"It's disappointing that after years of supporting open source, Oracle turned around to attack not just Android, but the entire open source Java community with vague software patent claims," Google told TechCrunch. "Open platforms like Android are essential to innovation, and we will continue to support the open source community to make the mobile experience better for consumers and developers alike."
No big surprise
Of course, Oracle sees things differently: "In developing Android, Google chose to use Java code without obtaining a license. Additionally, it modified the technology so it is not compliant with Java's central design principle to 'write once and run anywhere.'"
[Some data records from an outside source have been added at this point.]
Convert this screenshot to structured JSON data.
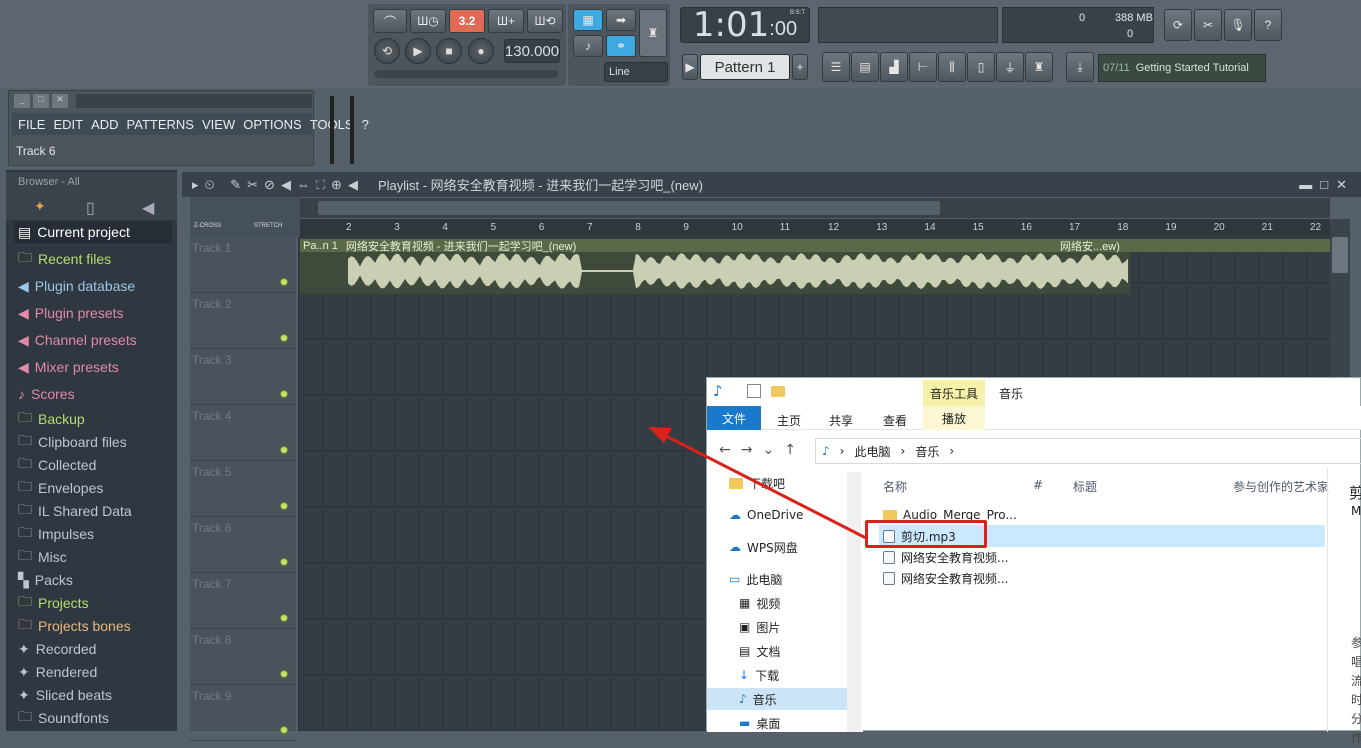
{
  "transport": {
    "time": "1:01",
    "time_frac": ":00",
    "bst_label": "B:S:T",
    "tempo": "130.000",
    "pattern": "Pattern 1",
    "snap": "Line",
    "mode_lcd": "3.2"
  },
  "cpu": {
    "num1": "0",
    "mem": "388 MB",
    "num2": "0"
  },
  "tutorial": {
    "step": "07/11",
    "label": "Getting Started Tutorial"
  },
  "menu": [
    "FILE",
    "EDIT",
    "ADD",
    "PATTERNS",
    "VIEW",
    "OPTIONS",
    "TOOLS",
    "?"
  ],
  "hint": "Track 6",
  "browser": {
    "header": "Browser - All",
    "items": [
      "Current project",
      "Recent files",
      "Plugin database",
      "Plugin presets",
      "Channel presets",
      "Mixer presets",
      "Scores",
      "Backup",
      "Clipboard files",
      "Collected",
      "Envelopes",
      "IL Shared Data",
      "Impulses",
      "Misc",
      "Packs",
      "Projects",
      "Projects bones",
      "Recorded",
      "Rendered",
      "Sliced beats",
      "Soundfonts"
    ]
  },
  "playlist": {
    "title": "Playlist - 网络安全教育视频 - 进来我们一起学习吧_(new)",
    "zcross": "Z-CROSS",
    "stretch": "STRETCH",
    "clip_prefix": "Pa..n 1",
    "clip_name": "网络安全教育视频 - 进来我们一起学习吧_(new)",
    "clip_right": "网络安...ew)",
    "ruler": [
      "2",
      "3",
      "4",
      "5",
      "6",
      "7",
      "8",
      "9",
      "10",
      "11",
      "12",
      "13",
      "14",
      "15",
      "16",
      "17",
      "18",
      "19",
      "20",
      "21",
      "22"
    ],
    "tracks": [
      "Track 1",
      "Track 2",
      "Track 3",
      "Track 4",
      "Track 5",
      "Track 6",
      "Track 7",
      "Track 8",
      "Track 9"
    ]
  },
  "explorer": {
    "ribbon_tabs": [
      "文件",
      "主页",
      "共享",
      "查看"
    ],
    "context_tab": "音乐工具",
    "context_sub": "播放",
    "window_title": "音乐",
    "breadcrumb": [
      "此电脑",
      "音乐"
    ],
    "columns": [
      "名称",
      "#",
      "标题",
      "参与创作的艺术家"
    ],
    "nav": [
      "下载吧",
      "OneDrive",
      "WPS网盘",
      "此电脑",
      "视频",
      "图片",
      "文档",
      "下载",
      "音乐",
      "桌面"
    ],
    "files": [
      "Audio_Merge_Pro...",
      "剪切.mp3",
      "网络安全教育视频...",
      "网络安全教育视频..."
    ],
    "detail_title_partial": "剪",
    "detail_sub_partial": "M",
    "detail_side": [
      "参",
      "唱",
      "流",
      "时",
      "分",
      "作"
    ]
  }
}
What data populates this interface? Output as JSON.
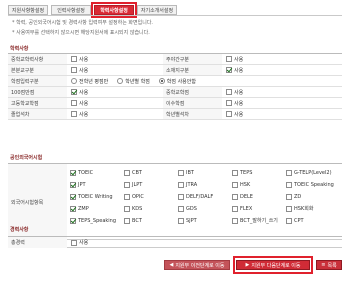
{
  "tabs": [
    {
      "label": "지원사항항설정",
      "active": false
    },
    {
      "label": "인력사항설정",
      "active": false
    },
    {
      "label": "학력사항설정",
      "active": true
    },
    {
      "label": "자기소개서설정",
      "active": false
    }
  ],
  "notices": [
    "* 학력, 공인외국어시험 및 경력사항 입력여부 설정하는 화면입니다.",
    "* 사용여부를 선택하지 않으시면 해당지원서에 표시되지 않습니다."
  ],
  "sections": {
    "education": "학력사항",
    "language": "공인외국어시험",
    "career": "경력사항"
  },
  "common_option": "사용",
  "education_rows": [
    {
      "left_label": "중학교학력사항",
      "left_checked": false,
      "right_label": "주야간구분",
      "right_checked": false
    },
    {
      "left_label": "본분교구분",
      "left_checked": false,
      "right_label": "소재지구분",
      "right_checked": true
    },
    {
      "left_label": "학점입력구분",
      "radios": [
        "전학년 평점만",
        "학년별 학점",
        "학점 사용안함"
      ],
      "radio_selected": 2
    },
    {
      "left_label": "100점만점",
      "left_checked": true,
      "right_label": "중학교학점",
      "right_checked": false
    },
    {
      "left_label": "고등학교학점",
      "left_checked": false,
      "right_label": "이수학점",
      "right_checked": false
    },
    {
      "left_label": "졸업석차",
      "left_checked": false,
      "right_label": "학년별석차",
      "right_checked": false
    }
  ],
  "language_label": "외국어시험항목",
  "language_items": [
    {
      "label": "TOEIC",
      "checked": true
    },
    {
      "label": "CBT",
      "checked": false
    },
    {
      "label": "IBT",
      "checked": false
    },
    {
      "label": "TEPS",
      "checked": false
    },
    {
      "label": "G-TELP(Level2)",
      "checked": false
    },
    {
      "label": "JPT",
      "checked": true
    },
    {
      "label": "JLPT",
      "checked": false
    },
    {
      "label": "JTRA",
      "checked": false
    },
    {
      "label": "HSK",
      "checked": false
    },
    {
      "label": "TOEIC Speaking",
      "checked": false
    },
    {
      "label": "TOEIC Writing",
      "checked": true
    },
    {
      "label": "OPIC",
      "checked": false
    },
    {
      "label": "DELF/DALF",
      "checked": false
    },
    {
      "label": "DELE",
      "checked": false
    },
    {
      "label": "ZD",
      "checked": false
    },
    {
      "label": "ZMP",
      "checked": true
    },
    {
      "label": "KDS",
      "checked": false
    },
    {
      "label": "GDS",
      "checked": false
    },
    {
      "label": "FLEX",
      "checked": false
    },
    {
      "label": "HSK회화",
      "checked": false
    },
    {
      "label": "TEPS_Speaking",
      "checked": true
    },
    {
      "label": "BCT",
      "checked": false
    },
    {
      "label": "SJPT",
      "checked": false
    },
    {
      "label": "BCT_말하기_쓰기",
      "checked": false
    },
    {
      "label": "CPT",
      "checked": false
    }
  ],
  "career_row": {
    "label": "총경력",
    "checked": false
  },
  "buttons": {
    "prev": "지원부 이전단계로 이동",
    "next": "지원부 다음단계로 이동",
    "list": "목록"
  }
}
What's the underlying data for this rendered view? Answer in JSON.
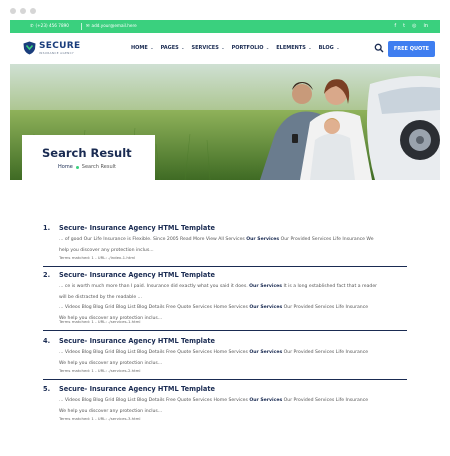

And that stone-cold meta-response only enlarges the implications of this suit. At least some of the Java code is available under the GPL open-source license, which encourages others to not only use but to also modify the code. That makes the Oracle-Google suit an important test of that license's legal validity and may become the first true test of said license in American courts.
The real battle at hand
If the GPL is declared either invalid or unenforceable, the open-source model itself becomes very difficult to support or operate under. That's terrible news for Red Hat and Citrix Systems
In other words, Google is fighting the good fight for a much larger cause than just Android. Because Google doesn't collect license payments for Android, the platform could go dead today and Google wouldn't lose a nickel; in fact, the company would save money when it shuts down development and support efforts. The whole project is Google's effort to improve mobile Web experiences on every platform by pushing the technical envelope; keep Apple
Angel or demon?
If you still think Google is evil, you might jump to the conclusion that the company will just settle the suit, sign a Java license, and pass the costs on to consumers through license fees. That would be the easy way out, but it'd do nothing to defend the open-source model that Google claims to hold near and dear.
I believe we'll see a very different outcome. A drawn-out and expensive battle through layer after layer of appeals and maybe even retrials should lead to either a fully open-sourced Java platform or a full jury trial that settles the matter once and for all. It will take years, and Java itself may be obsolete by the time the case is closed. But this is the right thing to do, and Google will see support from an entire industry of open-source specialists.
Would Google be insane to go through all this trouble and expense for what I just called an inconsequential business operation? In a narrow sense, yes -- but there's a much larger game afoot that Google needs to win for the survival of its very ideals. Without them, the company is dead.
Continue the discussion in the comments below -- I'm running out of breath.
Fool contributor Anders Bylund holds no position in any of the companies discussed here. Google is a Motley Fool Inside Value recommendation. Google is a Motley Fool Rule Breakers selection. Apple is a Motley Fool Stock Advisor pick. The Fool owns shares of Apple, Google, International Business Machines, and Oracle. Try any of our Foolish newsletter services free for 30 days. True to its name, The Motley Fool is made up of a motley assortment of writers and analysts, each with a unique perspective; sometimes we agree, sometimes we disagree, but we all believe in the power of learning from each other through our Foolish community. You can check out Anders' holdings and a concise bio if you like, and The Motley Fool is investors writing for investors.